Managing Attorney - Pacific Northwest Center
Pacific Legal Foundation
bth@pacificlegal.org
(916) 419-7111
 
 

PLF statement: Supreme Court refuses to water down the Takings Clause

Arkansas Game & Fish

WASHINGTON, D.C., December 4, 2012: In a major property rights decision, the United States Supreme Court today held that the Takings Clause of the United States Constitution protects against all government invasions of private property, even if the government intrusion is temporary in duration. The decision in Arkansas Game & Fish Commission v. United States reverses a Federal Circuit Court of Appeals opinion that had authorized the government to temporarily flood private property without paying just compensation to the owner.

“The Takings Clause does not come with a stopwatch”


Brian T. Hodges
Managing Attorney

“This decision is an important victory for the rights of all property owners,” said PLF managing attorney Brian T. Hodges, who wrote PLF’s amicus brief in the case. “By expressly rejecting any distinction between temporary and permanent government intrusions on private property, today’s decision closes a dangerous loophole in takings law that could be exploited to allow the government to avoid its obligation to pay just compensation when it takes private property. Simply put, the Takings Clause does not come with a stopwatch. If government commits a taking, including flooding or occupying someone’s land, there is an obligation to pay, period. That obligation doesn’t depend on how long the government uses the property. Imposing arbitrary conditions and limits on the duty to compensate only serves to weaken property rights, and, by extension, all the rights secured by the Constitution.
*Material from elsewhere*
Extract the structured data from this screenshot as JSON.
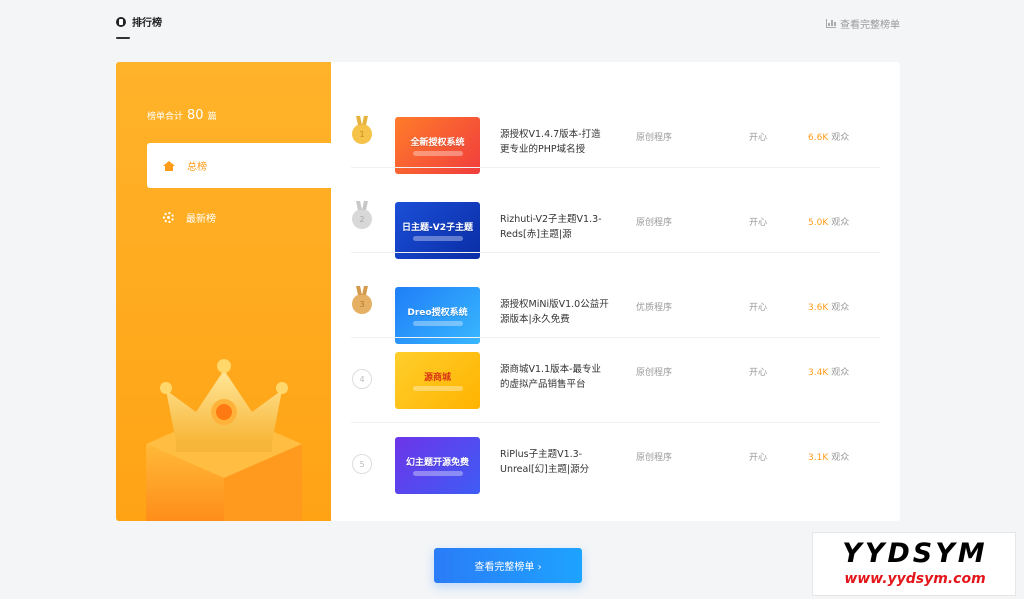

“Importantly, the Court refuted — in no uncertain terms — the government’s argument that if the Takings Clause is enforced against temporary government intrusions, federal agencies will not be able to carry out their duties,” Hodges said, with reference to this passage from the decision:

The slippery slope argument, we note, is hardly novel or unique to flooding cases. Time and again in Takings Clause cases, the Court has heard the prophecy that recognizing a just compensation claim would unduly impede the government’s ability to act in the public interest. We have rejected this argument when deployed to urge blanket exemptions from the Fifth Amendment’s instruction. While we recognize the importance of the public interests the Government advances in this case, we do not see them as categorically different from the interests at stake in myriad other Takings Clause cases. The sky did not fall after Causby [military overflights effected a taking of neighboring property], and today’s modest decision augurs no deluge of takings liability.
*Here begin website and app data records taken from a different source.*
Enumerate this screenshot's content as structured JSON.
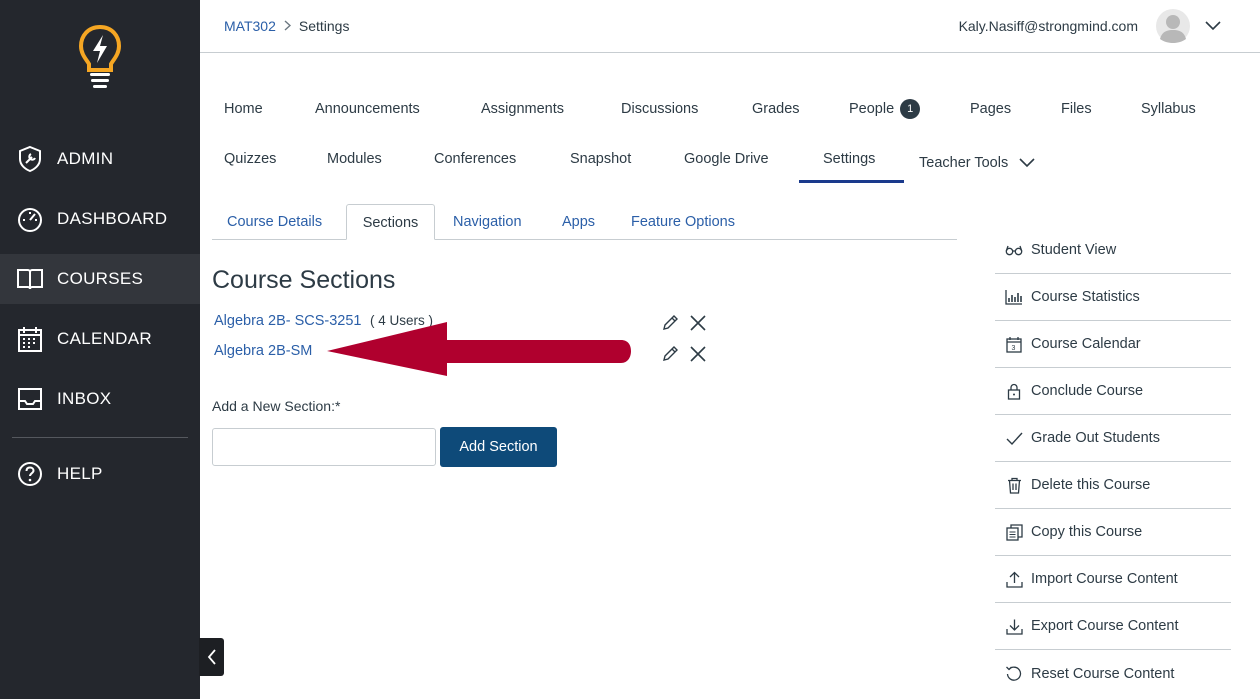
{
  "sidebar": {
    "items": [
      {
        "label": "ADMIN",
        "icon": "shield-wrench-icon"
      },
      {
        "label": "DASHBOARD",
        "icon": "speedometer-icon"
      },
      {
        "label": "COURSES",
        "icon": "book-icon"
      },
      {
        "label": "CALENDAR",
        "icon": "calendar-icon"
      },
      {
        "label": "INBOX",
        "icon": "inbox-icon"
      }
    ],
    "help_label": "HELP"
  },
  "header": {
    "breadcrumb": [
      "MAT302",
      "Settings"
    ],
    "user_email": "Kaly.Nasiff@strongmind.com"
  },
  "course_nav": {
    "items": [
      "Home",
      "Announcements",
      "Assignments",
      "Discussions",
      "Grades",
      "People",
      "Pages",
      "Files",
      "Syllabus",
      "Quizzes",
      "Modules",
      "Conferences",
      "Snapshot",
      "Google Drive",
      "Settings",
      "Teacher Tools"
    ],
    "people_badge": "1",
    "active": "Settings"
  },
  "tabs": {
    "items": [
      "Course Details",
      "Sections",
      "Navigation",
      "Apps",
      "Feature Options"
    ],
    "active": "Sections"
  },
  "sections": {
    "title": "Course Sections",
    "rows": [
      {
        "name": "Algebra 2B- SCS-3251",
        "users": "( 4 Users )"
      },
      {
        "name": "Algebra 2B-SM",
        "users": ""
      }
    ],
    "add_label": "Add a New Section:*",
    "add_value": "",
    "add_button": "Add Section"
  },
  "right_sidebar": {
    "items": [
      {
        "label": "Student View",
        "icon": "glasses-icon"
      },
      {
        "label": "Course Statistics",
        "icon": "bar-chart-icon"
      },
      {
        "label": "Course Calendar",
        "icon": "calendar-icon"
      },
      {
        "label": "Conclude Course",
        "icon": "lock-icon"
      },
      {
        "label": "Grade Out Students",
        "icon": "checkmark-icon"
      },
      {
        "label": "Delete this Course",
        "icon": "trash-icon"
      },
      {
        "label": "Copy this Course",
        "icon": "copy-icon"
      },
      {
        "label": "Import Course Content",
        "icon": "upload-icon"
      },
      {
        "label": "Export Course Content",
        "icon": "download-icon"
      },
      {
        "label": "Reset Course Content",
        "icon": "reset-icon"
      }
    ]
  },
  "colors": {
    "sidebar_bg": "#24272d",
    "link": "#2b5fa8",
    "button": "#0e4a79",
    "arrow": "#b0002e",
    "logo_orange": "#f5a623"
  }
}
About Pacific Legal Foundation
Donor-supported Pacific Legal Foundation (www.pacificlegal.org) is the leading watchdog organization that litigates for limited government, property rights, and a balanced approach to environmental regulation, in courts across the country.

PLF attorneys recently won their sixth direct-representation case at the United States Supreme Court, challenging overreaching government regulations: Sackett v. EPA. PLF’s latest direct- representation case at the United States Supreme Court, for property rights and a balanced approach to environmental regulations, is Koontz v. St. Johns River Water Management District. Oral argument in Koontz will be held at the Supreme Court on January 15, 2013.